▶ **TASK TO CARRY OUT**
Which lines of the records below contain the word "search"? Show each one.
- Opening Delimiter -
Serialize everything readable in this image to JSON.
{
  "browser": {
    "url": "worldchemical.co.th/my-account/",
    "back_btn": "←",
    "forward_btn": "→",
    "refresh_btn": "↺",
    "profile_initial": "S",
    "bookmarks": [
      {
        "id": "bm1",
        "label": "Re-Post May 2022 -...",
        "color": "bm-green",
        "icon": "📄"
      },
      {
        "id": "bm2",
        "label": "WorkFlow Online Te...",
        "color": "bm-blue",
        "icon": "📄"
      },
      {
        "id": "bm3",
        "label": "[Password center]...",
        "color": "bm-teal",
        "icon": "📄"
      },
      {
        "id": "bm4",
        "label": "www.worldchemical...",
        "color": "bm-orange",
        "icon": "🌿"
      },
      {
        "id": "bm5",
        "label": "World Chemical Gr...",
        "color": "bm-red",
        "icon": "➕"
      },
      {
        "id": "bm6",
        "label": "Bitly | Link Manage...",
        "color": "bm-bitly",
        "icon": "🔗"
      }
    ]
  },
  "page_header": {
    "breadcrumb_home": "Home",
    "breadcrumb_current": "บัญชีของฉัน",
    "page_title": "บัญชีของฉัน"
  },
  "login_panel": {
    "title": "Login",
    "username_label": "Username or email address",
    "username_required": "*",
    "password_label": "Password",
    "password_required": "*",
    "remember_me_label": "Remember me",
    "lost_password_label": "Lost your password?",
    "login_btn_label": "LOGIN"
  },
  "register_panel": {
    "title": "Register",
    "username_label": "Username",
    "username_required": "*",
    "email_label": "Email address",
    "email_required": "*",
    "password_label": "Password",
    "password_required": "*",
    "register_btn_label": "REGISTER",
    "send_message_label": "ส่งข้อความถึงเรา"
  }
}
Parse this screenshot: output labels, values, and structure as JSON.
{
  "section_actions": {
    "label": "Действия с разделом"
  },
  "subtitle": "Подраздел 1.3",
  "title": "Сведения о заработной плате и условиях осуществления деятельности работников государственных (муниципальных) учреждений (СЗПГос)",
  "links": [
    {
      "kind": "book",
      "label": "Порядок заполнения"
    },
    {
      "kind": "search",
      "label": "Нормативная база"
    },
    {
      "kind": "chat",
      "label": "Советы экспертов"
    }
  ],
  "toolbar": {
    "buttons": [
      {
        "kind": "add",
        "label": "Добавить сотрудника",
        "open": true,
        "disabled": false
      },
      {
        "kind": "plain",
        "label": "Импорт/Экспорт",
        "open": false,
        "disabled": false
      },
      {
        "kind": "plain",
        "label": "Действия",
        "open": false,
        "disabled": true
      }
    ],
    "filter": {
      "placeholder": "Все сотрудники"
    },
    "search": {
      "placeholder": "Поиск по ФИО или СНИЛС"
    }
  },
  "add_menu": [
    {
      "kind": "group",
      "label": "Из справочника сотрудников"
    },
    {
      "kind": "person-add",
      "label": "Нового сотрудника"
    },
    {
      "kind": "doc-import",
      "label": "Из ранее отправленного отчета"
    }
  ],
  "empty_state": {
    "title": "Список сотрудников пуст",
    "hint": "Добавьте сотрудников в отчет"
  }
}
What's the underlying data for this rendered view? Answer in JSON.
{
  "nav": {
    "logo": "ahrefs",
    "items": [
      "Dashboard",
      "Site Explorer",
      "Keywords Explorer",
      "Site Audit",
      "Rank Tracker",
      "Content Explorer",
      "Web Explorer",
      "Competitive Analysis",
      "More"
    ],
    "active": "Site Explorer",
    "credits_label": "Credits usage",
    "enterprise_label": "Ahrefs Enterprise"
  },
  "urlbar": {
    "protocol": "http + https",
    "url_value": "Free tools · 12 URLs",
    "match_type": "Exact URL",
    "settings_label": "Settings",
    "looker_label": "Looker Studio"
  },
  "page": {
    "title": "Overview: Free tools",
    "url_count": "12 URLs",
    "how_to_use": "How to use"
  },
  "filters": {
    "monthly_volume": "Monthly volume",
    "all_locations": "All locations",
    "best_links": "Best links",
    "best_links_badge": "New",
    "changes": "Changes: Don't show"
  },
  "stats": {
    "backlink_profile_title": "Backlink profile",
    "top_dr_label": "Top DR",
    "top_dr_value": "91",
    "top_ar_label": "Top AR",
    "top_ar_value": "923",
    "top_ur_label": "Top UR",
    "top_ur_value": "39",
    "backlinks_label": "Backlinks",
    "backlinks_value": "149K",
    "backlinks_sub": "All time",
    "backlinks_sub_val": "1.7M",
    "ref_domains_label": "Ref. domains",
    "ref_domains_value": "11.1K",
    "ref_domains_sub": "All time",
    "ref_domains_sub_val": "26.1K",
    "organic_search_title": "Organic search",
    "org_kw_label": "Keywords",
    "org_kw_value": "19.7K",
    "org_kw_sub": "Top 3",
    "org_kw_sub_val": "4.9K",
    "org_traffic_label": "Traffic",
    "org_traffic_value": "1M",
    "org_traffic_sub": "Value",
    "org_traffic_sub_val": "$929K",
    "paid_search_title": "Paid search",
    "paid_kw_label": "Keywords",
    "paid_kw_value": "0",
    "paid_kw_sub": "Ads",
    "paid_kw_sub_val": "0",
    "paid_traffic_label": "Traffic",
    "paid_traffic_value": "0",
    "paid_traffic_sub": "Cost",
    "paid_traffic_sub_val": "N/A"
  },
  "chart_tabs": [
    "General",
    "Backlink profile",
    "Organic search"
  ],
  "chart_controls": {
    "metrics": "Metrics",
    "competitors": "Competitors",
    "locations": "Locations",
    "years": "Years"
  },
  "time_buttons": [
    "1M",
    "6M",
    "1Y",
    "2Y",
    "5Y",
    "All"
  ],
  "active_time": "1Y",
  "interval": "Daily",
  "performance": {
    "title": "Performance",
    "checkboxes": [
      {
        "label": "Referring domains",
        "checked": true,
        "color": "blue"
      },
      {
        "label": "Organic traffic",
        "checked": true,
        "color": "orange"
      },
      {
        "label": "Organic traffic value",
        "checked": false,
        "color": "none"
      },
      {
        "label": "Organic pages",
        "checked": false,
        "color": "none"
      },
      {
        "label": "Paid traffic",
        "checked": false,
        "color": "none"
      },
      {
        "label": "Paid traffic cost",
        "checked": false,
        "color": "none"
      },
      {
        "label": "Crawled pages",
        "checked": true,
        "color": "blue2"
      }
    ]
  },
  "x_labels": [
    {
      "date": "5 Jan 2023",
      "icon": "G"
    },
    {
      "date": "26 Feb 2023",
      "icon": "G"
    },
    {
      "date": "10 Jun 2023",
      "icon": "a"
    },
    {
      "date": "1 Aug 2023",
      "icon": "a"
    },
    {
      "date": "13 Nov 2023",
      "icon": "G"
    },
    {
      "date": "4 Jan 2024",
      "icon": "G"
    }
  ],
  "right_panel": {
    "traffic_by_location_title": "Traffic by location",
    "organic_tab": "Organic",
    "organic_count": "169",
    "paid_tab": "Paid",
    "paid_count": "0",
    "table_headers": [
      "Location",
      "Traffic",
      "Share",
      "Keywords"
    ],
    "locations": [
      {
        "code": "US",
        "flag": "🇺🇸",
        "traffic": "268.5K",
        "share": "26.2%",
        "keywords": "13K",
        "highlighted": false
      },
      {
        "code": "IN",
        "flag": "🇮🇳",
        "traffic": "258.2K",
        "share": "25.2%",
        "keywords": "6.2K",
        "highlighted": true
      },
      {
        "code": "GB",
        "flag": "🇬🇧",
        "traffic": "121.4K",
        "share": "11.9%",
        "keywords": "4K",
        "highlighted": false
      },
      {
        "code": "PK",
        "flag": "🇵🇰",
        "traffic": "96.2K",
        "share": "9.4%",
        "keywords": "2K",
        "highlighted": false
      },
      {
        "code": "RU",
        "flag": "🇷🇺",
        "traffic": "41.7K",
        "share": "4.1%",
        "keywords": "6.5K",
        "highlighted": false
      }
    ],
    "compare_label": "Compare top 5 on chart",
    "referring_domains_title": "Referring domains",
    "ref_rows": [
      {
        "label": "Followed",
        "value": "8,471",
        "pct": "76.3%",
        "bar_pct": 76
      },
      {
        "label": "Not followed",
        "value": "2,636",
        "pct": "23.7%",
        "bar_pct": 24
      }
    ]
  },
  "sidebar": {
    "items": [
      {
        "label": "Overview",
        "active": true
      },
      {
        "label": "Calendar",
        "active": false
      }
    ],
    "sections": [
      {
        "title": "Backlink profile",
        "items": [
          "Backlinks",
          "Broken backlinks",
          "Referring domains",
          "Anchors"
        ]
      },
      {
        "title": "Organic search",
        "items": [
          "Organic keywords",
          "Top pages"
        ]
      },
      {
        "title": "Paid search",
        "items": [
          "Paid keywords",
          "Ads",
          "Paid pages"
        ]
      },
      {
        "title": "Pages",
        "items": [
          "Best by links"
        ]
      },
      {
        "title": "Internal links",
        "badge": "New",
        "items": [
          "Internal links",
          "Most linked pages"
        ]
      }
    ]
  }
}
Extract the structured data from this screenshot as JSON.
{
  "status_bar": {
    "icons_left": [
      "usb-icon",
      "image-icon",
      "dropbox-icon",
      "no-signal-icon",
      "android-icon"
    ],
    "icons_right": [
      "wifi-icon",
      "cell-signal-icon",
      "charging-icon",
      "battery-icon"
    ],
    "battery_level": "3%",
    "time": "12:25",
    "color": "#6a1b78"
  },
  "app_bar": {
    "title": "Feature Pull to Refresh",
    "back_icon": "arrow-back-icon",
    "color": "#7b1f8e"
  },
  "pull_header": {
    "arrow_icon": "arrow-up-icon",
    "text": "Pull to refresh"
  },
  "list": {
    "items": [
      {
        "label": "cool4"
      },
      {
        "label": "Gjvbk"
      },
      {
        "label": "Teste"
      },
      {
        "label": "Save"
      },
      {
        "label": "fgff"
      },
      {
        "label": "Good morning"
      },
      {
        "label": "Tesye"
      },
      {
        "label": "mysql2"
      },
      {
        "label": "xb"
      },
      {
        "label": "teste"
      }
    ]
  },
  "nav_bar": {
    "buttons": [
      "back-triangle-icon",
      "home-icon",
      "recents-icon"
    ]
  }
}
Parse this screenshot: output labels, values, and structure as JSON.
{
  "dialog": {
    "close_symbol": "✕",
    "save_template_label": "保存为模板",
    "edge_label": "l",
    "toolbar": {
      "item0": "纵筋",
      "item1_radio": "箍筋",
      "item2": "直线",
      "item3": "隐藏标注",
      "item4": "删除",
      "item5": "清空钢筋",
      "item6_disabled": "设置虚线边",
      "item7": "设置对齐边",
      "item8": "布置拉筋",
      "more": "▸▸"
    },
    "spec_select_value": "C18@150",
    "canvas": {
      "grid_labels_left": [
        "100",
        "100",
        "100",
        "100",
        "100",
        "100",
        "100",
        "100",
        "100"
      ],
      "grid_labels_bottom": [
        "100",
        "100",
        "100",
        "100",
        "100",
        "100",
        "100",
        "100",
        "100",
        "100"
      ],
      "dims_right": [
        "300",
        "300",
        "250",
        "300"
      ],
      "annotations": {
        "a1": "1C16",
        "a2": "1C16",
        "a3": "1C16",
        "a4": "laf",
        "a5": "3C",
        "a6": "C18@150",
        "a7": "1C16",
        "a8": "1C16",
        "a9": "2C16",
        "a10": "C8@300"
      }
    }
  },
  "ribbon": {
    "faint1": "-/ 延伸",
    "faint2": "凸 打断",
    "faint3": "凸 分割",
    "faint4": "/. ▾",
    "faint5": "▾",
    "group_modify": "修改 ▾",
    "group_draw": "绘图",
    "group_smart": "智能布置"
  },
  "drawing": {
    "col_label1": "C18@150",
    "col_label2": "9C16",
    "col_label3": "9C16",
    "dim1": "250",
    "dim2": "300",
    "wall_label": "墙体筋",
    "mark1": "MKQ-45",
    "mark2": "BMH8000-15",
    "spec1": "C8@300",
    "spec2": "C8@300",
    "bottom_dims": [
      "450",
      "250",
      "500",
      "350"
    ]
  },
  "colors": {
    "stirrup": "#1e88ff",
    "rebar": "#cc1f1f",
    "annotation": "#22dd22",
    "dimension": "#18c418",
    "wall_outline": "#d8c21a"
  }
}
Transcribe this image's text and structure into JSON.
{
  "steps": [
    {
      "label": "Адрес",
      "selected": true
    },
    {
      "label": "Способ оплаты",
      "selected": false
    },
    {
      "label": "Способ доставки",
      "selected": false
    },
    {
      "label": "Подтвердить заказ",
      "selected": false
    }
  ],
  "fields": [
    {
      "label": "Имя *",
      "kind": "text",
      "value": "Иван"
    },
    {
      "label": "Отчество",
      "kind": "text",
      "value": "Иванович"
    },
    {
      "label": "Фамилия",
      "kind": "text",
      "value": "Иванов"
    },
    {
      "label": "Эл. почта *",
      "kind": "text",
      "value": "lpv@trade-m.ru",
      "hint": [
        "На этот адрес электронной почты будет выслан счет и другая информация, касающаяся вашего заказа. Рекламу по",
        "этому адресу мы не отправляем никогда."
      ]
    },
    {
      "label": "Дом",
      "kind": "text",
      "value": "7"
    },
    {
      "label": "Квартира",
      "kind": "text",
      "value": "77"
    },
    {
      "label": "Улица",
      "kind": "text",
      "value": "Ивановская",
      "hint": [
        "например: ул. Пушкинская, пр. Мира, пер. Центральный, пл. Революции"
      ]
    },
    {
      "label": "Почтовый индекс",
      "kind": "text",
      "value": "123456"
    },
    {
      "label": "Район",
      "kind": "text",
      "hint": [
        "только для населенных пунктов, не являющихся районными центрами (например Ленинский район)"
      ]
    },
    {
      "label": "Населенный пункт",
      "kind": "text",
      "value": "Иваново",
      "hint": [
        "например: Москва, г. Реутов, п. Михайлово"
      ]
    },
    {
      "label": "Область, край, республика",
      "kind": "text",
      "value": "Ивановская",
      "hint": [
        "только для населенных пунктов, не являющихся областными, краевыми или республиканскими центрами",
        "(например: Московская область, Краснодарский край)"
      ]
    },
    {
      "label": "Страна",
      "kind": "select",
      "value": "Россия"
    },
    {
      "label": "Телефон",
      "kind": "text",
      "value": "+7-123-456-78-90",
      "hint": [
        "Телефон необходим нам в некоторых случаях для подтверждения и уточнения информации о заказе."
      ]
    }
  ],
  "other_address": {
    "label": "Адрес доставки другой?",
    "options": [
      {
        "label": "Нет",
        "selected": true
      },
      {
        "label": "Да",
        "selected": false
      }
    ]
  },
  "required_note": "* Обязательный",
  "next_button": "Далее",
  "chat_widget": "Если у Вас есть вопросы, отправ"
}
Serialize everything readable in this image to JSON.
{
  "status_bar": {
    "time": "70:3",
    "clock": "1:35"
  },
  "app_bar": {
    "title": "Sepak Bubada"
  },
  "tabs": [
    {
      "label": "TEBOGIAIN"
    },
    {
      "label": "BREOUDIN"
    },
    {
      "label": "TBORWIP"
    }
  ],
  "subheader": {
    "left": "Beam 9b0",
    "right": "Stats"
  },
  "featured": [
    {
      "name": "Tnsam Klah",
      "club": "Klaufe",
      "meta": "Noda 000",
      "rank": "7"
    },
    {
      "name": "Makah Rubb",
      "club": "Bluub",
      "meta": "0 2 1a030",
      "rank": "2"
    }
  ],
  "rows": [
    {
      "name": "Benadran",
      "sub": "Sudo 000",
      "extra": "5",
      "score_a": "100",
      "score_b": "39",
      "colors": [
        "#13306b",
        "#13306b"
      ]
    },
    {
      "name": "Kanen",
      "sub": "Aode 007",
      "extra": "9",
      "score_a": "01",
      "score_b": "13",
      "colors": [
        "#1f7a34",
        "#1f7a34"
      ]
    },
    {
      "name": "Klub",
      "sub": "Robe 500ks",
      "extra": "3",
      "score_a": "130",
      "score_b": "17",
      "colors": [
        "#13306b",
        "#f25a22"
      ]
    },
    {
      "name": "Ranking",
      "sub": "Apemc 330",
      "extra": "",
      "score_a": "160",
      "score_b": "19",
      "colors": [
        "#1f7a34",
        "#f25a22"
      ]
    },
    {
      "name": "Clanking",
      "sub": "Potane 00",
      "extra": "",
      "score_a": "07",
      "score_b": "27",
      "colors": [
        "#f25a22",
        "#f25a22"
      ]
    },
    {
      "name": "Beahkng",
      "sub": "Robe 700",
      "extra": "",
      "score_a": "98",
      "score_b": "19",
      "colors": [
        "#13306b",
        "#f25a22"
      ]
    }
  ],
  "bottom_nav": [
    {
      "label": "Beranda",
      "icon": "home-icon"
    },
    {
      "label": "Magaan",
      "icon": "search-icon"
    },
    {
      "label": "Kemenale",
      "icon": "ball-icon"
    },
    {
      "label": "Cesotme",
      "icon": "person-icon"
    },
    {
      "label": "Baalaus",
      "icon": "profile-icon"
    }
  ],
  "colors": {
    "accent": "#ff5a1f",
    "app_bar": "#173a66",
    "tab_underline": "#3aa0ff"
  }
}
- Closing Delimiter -
▶ **EXERCISE ANSWER**
      "kind": "search",
    "search": {
    "organic_search_title": "Organic search",
    "paid_search_title": "Paid search",
    "Organic search"
        "title": "Organic search",
        "title": "Paid search",
      "icon": "search-icon"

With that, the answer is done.